Father of Former Player Says Perles Was Aware of Some Grade Violations
DETROIT (AP) _ Former Michigan State coach George Perles knew about at least some of the grade-changing going on in the football program, the father of a former player told The Detroit News in a story published Sunday.
Clarence Jackson, the father of former Spartan defensive lineman Aaron Jackson, said he called Perles during the 1992 and 1994 seasons complaining that his son was not attending classes and yet was still allowed to play.
``He said, `We’ll take care of it. Don’t worry, we’ll take care of it,‴ Jackson told the newspaper.
Jackson made the comments in a telephone interview from his home in Pittsburgh on Wednesday. The newspaper did not publish them until Sunday because it was trying to get a response from Perles, who was a river cruise in France.
Perles’ son, John Perles of Grand Rapids, contacted his father on Friday and told the newspaper: ``He doesn’t really have anything to contribute to your story at this point in time.″
Perles had previously said he was exonerated by an NCAA letter saying he was ``not the culpable person″ in the MSU violations.
Perles’ lawyer, Monty R. Story, told the newspaper he could not comment on Jackson’s allegations without conferring with Perles, but added: ``George has steadfastly denied he was aware any of this was going on.″
Two weeks ago, Michigan State President M. Peter McPherson sought to head off tougher potential NCAA sanctions by voluntarily forfeiting all five of the Spartans’ 1994 football victories because of rule violations.
McPherson revealed the allegations of rules violations leveled by the NCAA in a letter of inquiry.
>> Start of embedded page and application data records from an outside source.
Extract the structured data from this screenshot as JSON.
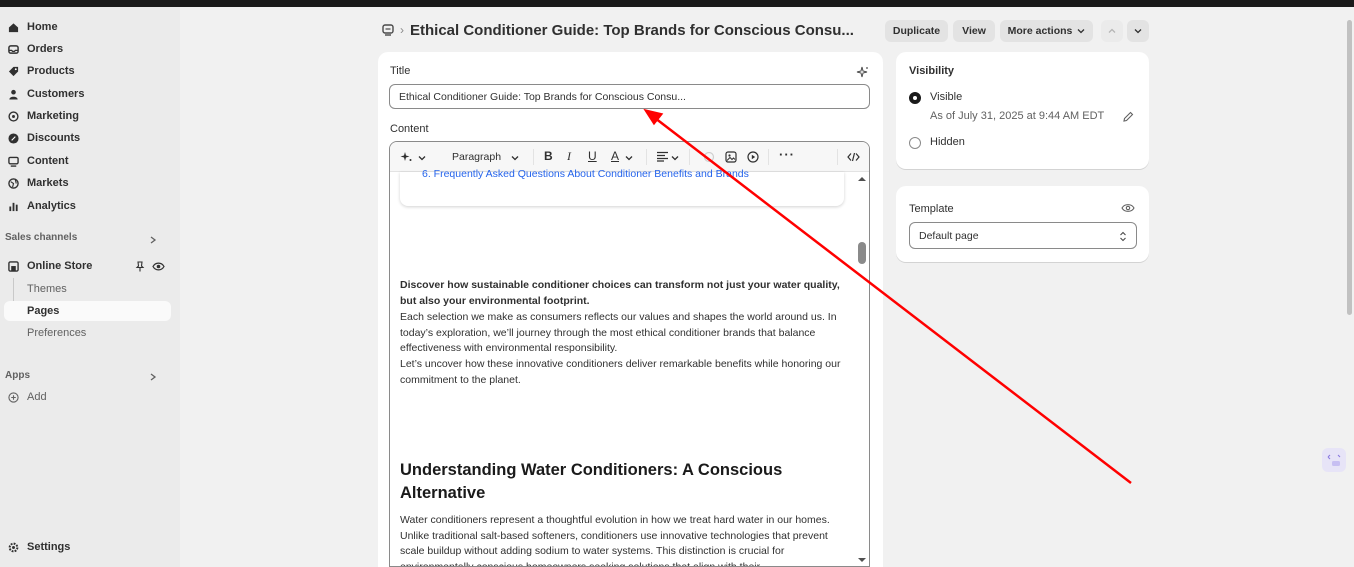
{
  "sidebar": {
    "items": [
      {
        "label": "Home",
        "icon": "home-icon"
      },
      {
        "label": "Orders",
        "icon": "inbox-icon"
      },
      {
        "label": "Products",
        "icon": "tag-icon"
      },
      {
        "label": "Customers",
        "icon": "person-icon"
      },
      {
        "label": "Marketing",
        "icon": "target-icon"
      },
      {
        "label": "Discounts",
        "icon": "discount-icon"
      },
      {
        "label": "Content",
        "icon": "content-icon"
      },
      {
        "label": "Markets",
        "icon": "globe-icon"
      },
      {
        "label": "Analytics",
        "icon": "bar-chart-icon"
      }
    ],
    "sales_channels_label": "Sales channels",
    "online_store": {
      "label": "Online Store",
      "icon": "store-icon"
    },
    "store_subitems": [
      "Themes",
      "Pages",
      "Preferences"
    ],
    "apps_label": "Apps",
    "add_label": "Add",
    "settings_label": "Settings"
  },
  "header": {
    "breadcrumb_icon": "page-icon",
    "title": "Ethical Conditioner Guide: Top Brands for Conscious Consu...",
    "buttons": {
      "duplicate": "Duplicate",
      "view": "View",
      "more_actions": "More actions"
    }
  },
  "form": {
    "title_label": "Title",
    "title_value": "Ethical Conditioner Guide: Top Brands for Conscious Consu...",
    "content_label": "Content",
    "toolbar": {
      "paragraph": "Paragraph"
    },
    "toc_item": "6. Frequently Asked Questions About Conditioner Benefits and Brands",
    "intro_bold": "Discover how sustainable conditioner choices can transform not just your water quality, but also your environmental footprint.",
    "intro_paragraph": "Each selection we make as consumers reflects our values and shapes the world around us. In today’s exploration, we’ll journey through the most ethical conditioner brands that balance effectiveness with environmental responsibility.",
    "intro_paragraph2": "Let’s uncover how these innovative conditioners deliver remarkable benefits while honoring our commitment to the planet.",
    "heading": "Understanding Water Conditioners: A Conscious Alternative",
    "body": "Water conditioners represent a thoughtful evolution in how we treat hard water in our homes. Unlike traditional salt-based softeners, conditioners use innovative technologies that prevent scale buildup without adding sodium to water systems. This distinction is crucial for environmentally conscious homeowners seeking solutions that align with their"
  },
  "visibility": {
    "title": "Visibility",
    "visible_label": "Visible",
    "visible_date": "As of July 31, 2025 at 9:44 AM EDT",
    "hidden_label": "Hidden"
  },
  "template": {
    "title": "Template",
    "value": "Default page"
  },
  "colors": {
    "arrow": "#ff0000",
    "link": "#2463eb"
  }
}
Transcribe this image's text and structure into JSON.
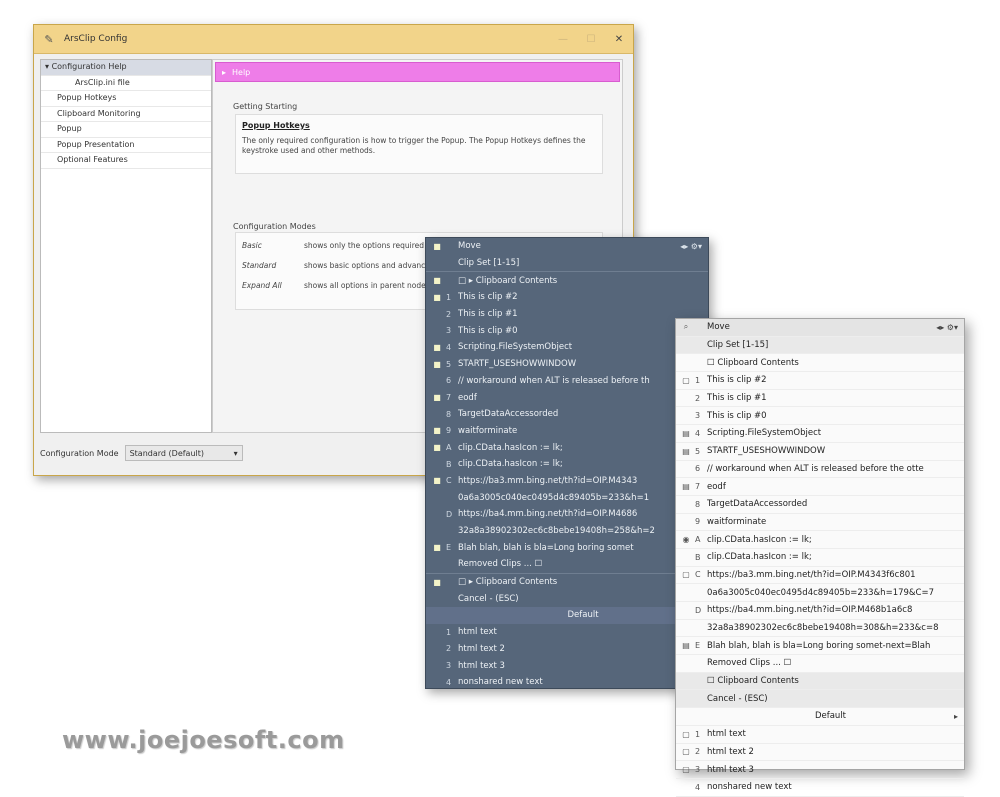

They included claims the academic adviser, Greg Croxton, pressured faculty to change grades.
Croxton has said the charges were fabricated.
But Croxton, who was fired by the school, admitted to the newspaper that he did get repeated calls from Jackson about his son.
``But the one who was doing everything was Aaron,″ Croxton said. ``Aaron was slick, a smart kid, almost brilliant. He was doing what he wanted to do.″
Croxton said he did nothing improper on Jackson’s behalf, and did not advise Perles of the father’s complaints.
But Clarence Jackson said he went directly to Perles.
``I told him, Aaron’s been up there two or three years, and he’s not getting his education,″ Jackson said.
Michigan State vice president Terry Denbow told the newspaper that the fact that neither of Aaron Jackson’s parents were interviewed during the university’s investigation was an ``inadvertent lapse.″
``They changed Aaron’s grades every semester,″ Clarence Jackson told The News.
``Not once or twice. Every semester for five years, they changed his grades. He would have failing grades, then they would come up with some kind of solution, get him a higher grade in some other class, something.
``They would come up with a solution to keep him eligible to play football, and I don’t think that’s right.″
Jackson said his son finished the 1994 football season and hung around the campus a bit longer before receiving zeroes in all his subjects, causing his scholarship to be terminated. Aaron Jackson dropped out of school and now is a technician at a medical-supply lab in Pittsburgh.
Jackson said no one from the athletic program contacted his son during his senior year to find out why he wasn’t going to class.
``As soon as he finished football, it was over,″ Clarence Jackson said.
The NCAA infractions committee is scheduled to review Michigan State’s case when it meets June 1-3. The university should learn of any additional sanctions about six weeks after that.